Every Body Walk Campaign Aims for Healthier Americans

Walking 30 minutes a day, five days a week, is the first step toward better health for every body type, according to Kaiser Permanente, a leading health plan provider spearheading the nation’s new Every Body Walk! awareness campaign. This simple, take-charge message comes in the wake of an annual national medical bill exceeding $2.5 trillion, with about 80 percent of it spent on treating chronic conditions that can be prevented or treated by regular walking, according to Dr. Bob Sallis, a family physician with the Southern California Permanente Medical Group.

“Walking is an excellent form of exercise for everyone, and for those with conditions like diabetes, asthma, heart disease and depression, a regular walking regimen has the added benefit of helping to manage these diseases [and conditions],” advises Sallis. “I’m a strong believer in the power of walking, and that’s why I literally prescribe it to my patients as frontline medicine—often in place of medications.”

Fifteen years ago, the U.S. surgeon general’s landmark Physical Activity and Health report concluded that Americans’ sedentary lifestyle is a primary factor in more than 200,000 deaths a year. Currently, the Centers for Disease Control and Prevention reports that nearly 70 percent of American adults ages 20 and older are overweight or obese; some 72 million are medically obese. Seventeen percent of U.S. youth ages two to 19 are obese, as well. The Organization for Economic Co-Operation and Development projects that within a decade, three out of four Americans will be overweight or obese, unless we get moving.

Find motivational videos, health information, walking maps, walking groups and personal stories at EveryBodyWalk.org.

Edit ModuleShow Tags

More from Natural Awakenings

Most Walkable Cities
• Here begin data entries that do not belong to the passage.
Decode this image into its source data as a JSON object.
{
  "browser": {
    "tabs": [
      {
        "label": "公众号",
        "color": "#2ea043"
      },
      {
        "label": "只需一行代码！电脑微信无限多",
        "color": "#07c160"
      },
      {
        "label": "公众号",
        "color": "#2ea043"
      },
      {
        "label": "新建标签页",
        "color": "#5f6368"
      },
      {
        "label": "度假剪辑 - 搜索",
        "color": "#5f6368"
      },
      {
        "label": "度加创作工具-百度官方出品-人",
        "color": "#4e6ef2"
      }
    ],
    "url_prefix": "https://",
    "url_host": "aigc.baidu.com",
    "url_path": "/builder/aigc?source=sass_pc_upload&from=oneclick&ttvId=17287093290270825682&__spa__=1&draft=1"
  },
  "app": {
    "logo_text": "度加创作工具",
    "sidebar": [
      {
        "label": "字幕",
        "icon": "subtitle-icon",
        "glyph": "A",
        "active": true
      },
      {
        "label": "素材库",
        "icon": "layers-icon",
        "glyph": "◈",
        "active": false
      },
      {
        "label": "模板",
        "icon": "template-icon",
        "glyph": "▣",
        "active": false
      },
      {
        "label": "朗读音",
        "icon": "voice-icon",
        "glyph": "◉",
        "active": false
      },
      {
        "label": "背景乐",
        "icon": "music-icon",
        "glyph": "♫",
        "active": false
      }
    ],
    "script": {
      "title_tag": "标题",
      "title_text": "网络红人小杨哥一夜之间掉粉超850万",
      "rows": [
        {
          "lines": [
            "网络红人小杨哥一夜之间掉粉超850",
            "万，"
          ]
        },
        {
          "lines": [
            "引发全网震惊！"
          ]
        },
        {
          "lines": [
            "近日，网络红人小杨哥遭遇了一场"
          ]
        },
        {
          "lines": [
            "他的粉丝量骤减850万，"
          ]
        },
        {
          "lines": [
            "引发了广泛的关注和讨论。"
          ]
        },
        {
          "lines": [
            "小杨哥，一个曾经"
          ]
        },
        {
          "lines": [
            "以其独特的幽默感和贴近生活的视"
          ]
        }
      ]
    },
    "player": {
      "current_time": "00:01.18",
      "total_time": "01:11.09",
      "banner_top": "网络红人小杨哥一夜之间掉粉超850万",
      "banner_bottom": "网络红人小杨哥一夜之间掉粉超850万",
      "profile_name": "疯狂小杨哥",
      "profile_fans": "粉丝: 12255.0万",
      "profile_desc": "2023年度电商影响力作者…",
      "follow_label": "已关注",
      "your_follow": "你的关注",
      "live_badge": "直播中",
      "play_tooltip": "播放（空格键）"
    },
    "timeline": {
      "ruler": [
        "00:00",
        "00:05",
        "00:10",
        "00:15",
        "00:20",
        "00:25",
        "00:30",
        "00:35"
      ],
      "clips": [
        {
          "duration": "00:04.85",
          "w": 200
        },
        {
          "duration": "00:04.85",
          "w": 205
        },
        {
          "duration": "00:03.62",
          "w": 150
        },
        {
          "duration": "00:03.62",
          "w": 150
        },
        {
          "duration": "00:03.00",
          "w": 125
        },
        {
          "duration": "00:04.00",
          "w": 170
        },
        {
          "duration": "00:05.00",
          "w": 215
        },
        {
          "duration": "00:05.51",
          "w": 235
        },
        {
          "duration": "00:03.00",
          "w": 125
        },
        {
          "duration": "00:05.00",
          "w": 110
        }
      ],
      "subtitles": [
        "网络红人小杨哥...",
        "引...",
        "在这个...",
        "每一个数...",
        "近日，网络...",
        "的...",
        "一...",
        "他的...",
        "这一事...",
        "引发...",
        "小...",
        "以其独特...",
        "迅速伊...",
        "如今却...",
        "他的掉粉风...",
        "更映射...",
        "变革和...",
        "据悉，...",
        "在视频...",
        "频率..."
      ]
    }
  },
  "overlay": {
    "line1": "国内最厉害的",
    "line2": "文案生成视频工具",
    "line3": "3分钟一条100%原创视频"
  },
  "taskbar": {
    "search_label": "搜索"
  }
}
Learn whether your town made this year’s list of the best Walk-Friendly Communities, recognized for safe, accessible and comfortable walking.
Edit ModuleShow Tags
Edit ModuleShow Tags